Spatial and temporal variability in stream thermal regime drivers for three river networks during the summer growing seasonMatthew R. Fuller, Naomi E. Detenbeck, Peter Leinenbach, Rochelle Labiosa, Daniel Isaak
- Earth-Surface Processes
- Water Science and Technology
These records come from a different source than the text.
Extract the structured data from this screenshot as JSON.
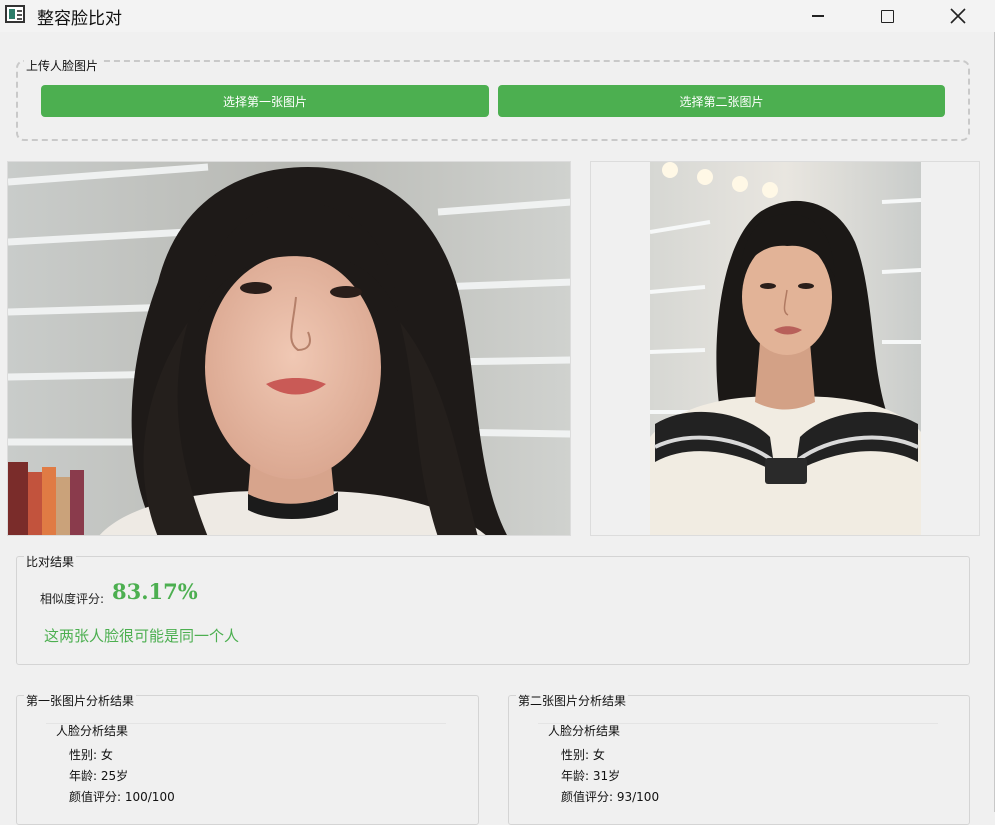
{
  "window": {
    "title": "整容脸比对"
  },
  "upload": {
    "group_title": "上传人脸图片",
    "button1_label": "选择第一张图片",
    "button2_label": "选择第二张图片"
  },
  "result": {
    "group_title": "比对结果",
    "score_label": "相似度评分:",
    "score_value": "83.17%",
    "verdict": "这两张人脸很可能是同一个人"
  },
  "analysis": [
    {
      "group_title": "第一张图片分析结果",
      "inner_title": "人脸分析结果",
      "gender": "性别: 女",
      "age": "年龄: 25岁",
      "beauty": "颜值评分: 100/100"
    },
    {
      "group_title": "第二张图片分析结果",
      "inner_title": "人脸分析结果",
      "gender": "性别: 女",
      "age": "年龄: 31岁",
      "beauty": "颜值评分: 93/100"
    }
  ],
  "colors": {
    "accent": "#4caf50",
    "window_bg": "#f0f0f0"
  }
}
Many cold water‐dependent aquatic organisms are experiencing habitat and population declines from increasing water temperatures. Identifying mechanisms which drive local and regional stream thermal regimes facilitates restoration at ecologically relevant scales. Stream temperatures vary spatially and temporally both within and among river basins. We developed a modeling process to identify statistical relationships between drivers of stream temperature and covariates representing landscape, climate, and management‐related processes. The modeling process was tested in three study areas of the Pacific Northwest United States during the growing season (May [start], August [warmest], September [end]). Across all months and study systems, covariates with the highest relative importance represented the physical landscape (elevation [1st], catchment area [3rd], main channel slope [5th]) and climate covariates (mean monthly air temperature [2nd] and discharge [4th]). Two management covariates (groundwater use [6th] and riparian shade [7th]) also had high relative importance. Across the growing season (for all basins), local reach slope had high relative importance in May, but transitioned to a regional main channel slope covariate in August and September. This modeling process identified regionally similar and locally unique relationships among drivers of stream temperature. High relative importance of management‐related covariates suggested potential restoration actions for each system.